|Ralph Liebing, RA, CSI, CDT|
Post Number: 1259
|Posted on Wednesday, August 17, 2011 - 10:08 am: |
A VIEW FROM THE OTHER SIDE
by Ralph Liebing, RA, CSI, CDT
The three binders lay side-by side on the plan desk. One is about ½” thick, the other 2 each about 2-2-1/2” thick. Combined they represent “ a project”. A project I am to build.
I am a General Contractor—not big in terms of employees or in types of projects done. I try to be affable, understanding, and in alignment with the owner to whom I am contracted, and to the design personnel the owner has “given” me. Also, of course, I value and solicit the best from my friends, the sub-contractors— those who do the real and final work.
I have my own crews, and I try to keep them employed and busy on a continuing basis— that’s tough! I have tried to gather a cadre of skilled and talented people, with good experience, and yes, with a strain of the old school—dedication to their work and pride in what they do. Often finding such people is the toughest thing of all.
My brother is a manufacturer’s rep who represents some very fine manufacturers of about 50 products. He runs a clean operation-- good products, good service to all and good people with reliable, trustworthy and good information. We share perspectives on how we choose to work and run our businesses. And our view of the other parties in the projects we work.
To the project [in the binders].
They just arrived and I have not had time to really start to get into them, but I have an impressions already. A clearly printed, direct text on the covers gives the name of the project, the owner, the design professionals, and other pertinent information. I immediately know, in general what this is all about and the people I will be working for and with. [Not like some web sites where jazzy graphics obscure the “meat” of the message and surprises the needed information].
I know the design professional’s office that produced this project. And that has real meaning to me. I have worked for them twice before, and we worked well. But many times I see documents and projects that are completely unknown to me. These are a flat out “crap-shoot”, where I can make money perhaps [I am unashamed about trying to make a profit!} or where I might wind up in court or in other bad situations.
What I like about the design firm is that they are tough— not nasty or pushy, but simply strong and businesslike. They mean what they say— and the proverbial say what they mean. They enforce their documents, and they take the heat where they make an error, never trying to maneuver errors to make them look like I was responsible.
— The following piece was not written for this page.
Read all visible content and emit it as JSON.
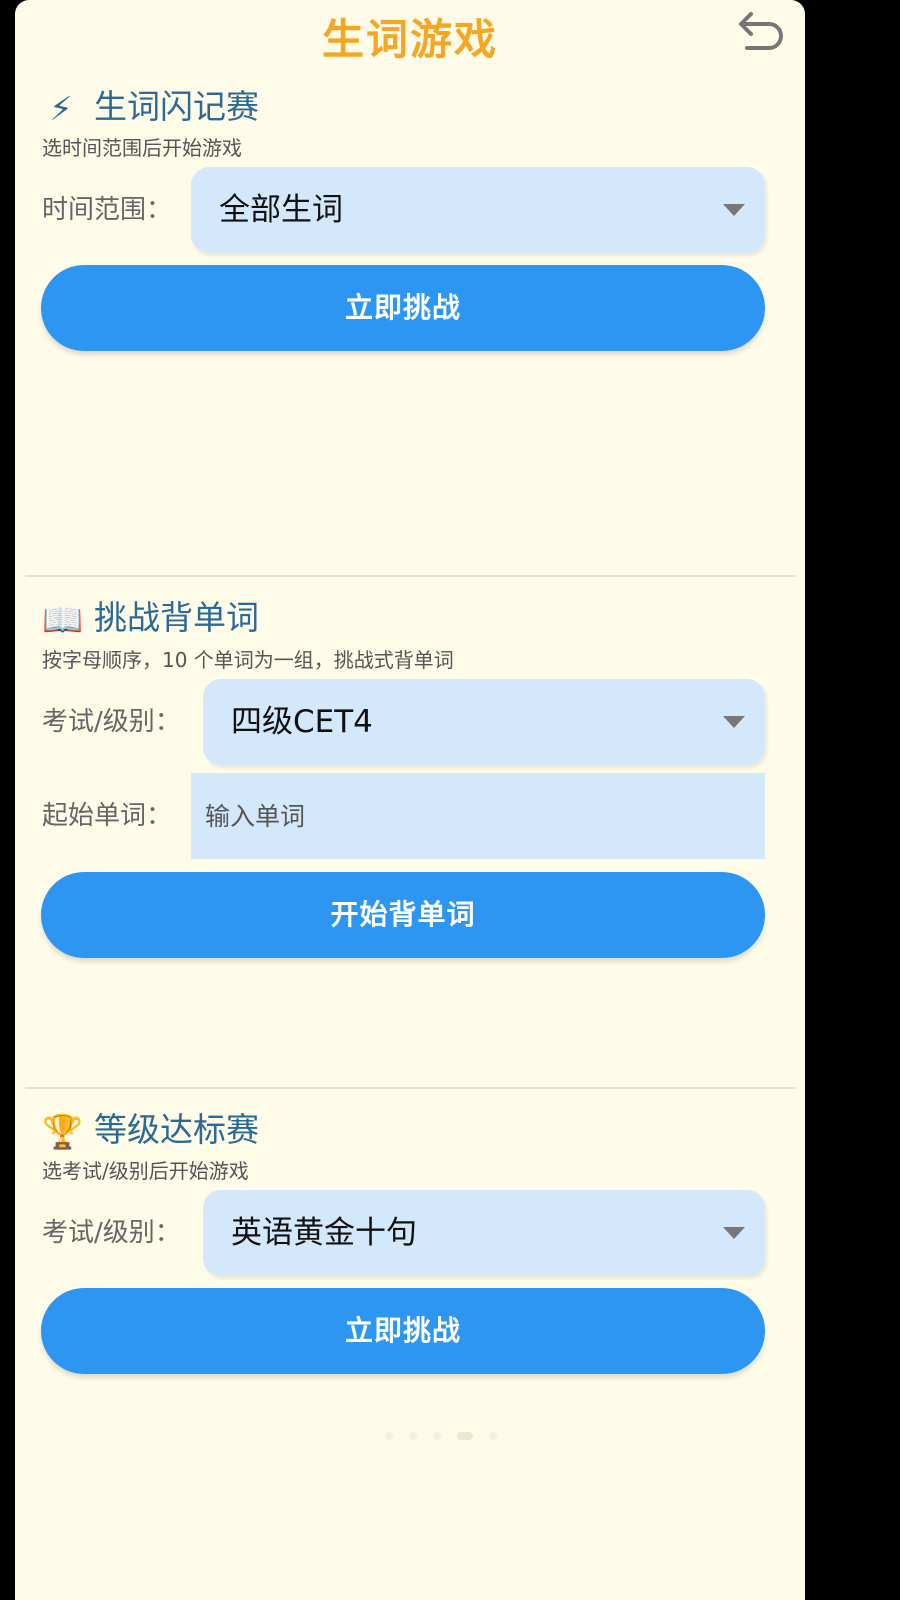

We have disagreements, but are never disagreeable—things get talked out and worked out.
But their projects appear daunting— three binders of specs!! Wow!, what are we getting into now? Why three binders? Are things so bad, complex, or messy on this project that 3 books are required to keep it straight or to get it right?
My brother has been a God-sent in helping me to understand this situation a little better. Not just this project, but really all projects. He and many of his staff are members of CSI, the Construction Specifications Institute. They all understand the work of CSI in creating a reasonable and consistent format for the display and transfer of information.
I have see the disarray of projects where the CSI format was not used. I spent more time trying to understand the system and find information, only to find it in it own disarray, and far short of what I needed. That is money out of my pocket—just trying to understand the project! Hey, not all of that is my job!
Come on! The quicker I can find what I need, the quicker I can order it; or resolve it. I do not have to engage in a scavenger hunt every time I need to find something to explain to one of my subs.
But back to the three binders. The small one is titled, “Administrative”. One large one is “Architectural”; the other is “Building Systems”. Well, I think we can do business here! Each binder contains, I assume [hate to use that word] the information associated with those general categories. So whatever situation I am involved with, I can find the correct binder—NOW! !
But still I get the impression that this project may be at the edge of my range of work—it may stretch me, and my company to get it done. But on the other hand, I like what I see so far, and that is comforting in that I can foresee good relationships, good attitudes, amiable conditions, good understanding, and reasonableness throughout.
Guess I’ll take the chance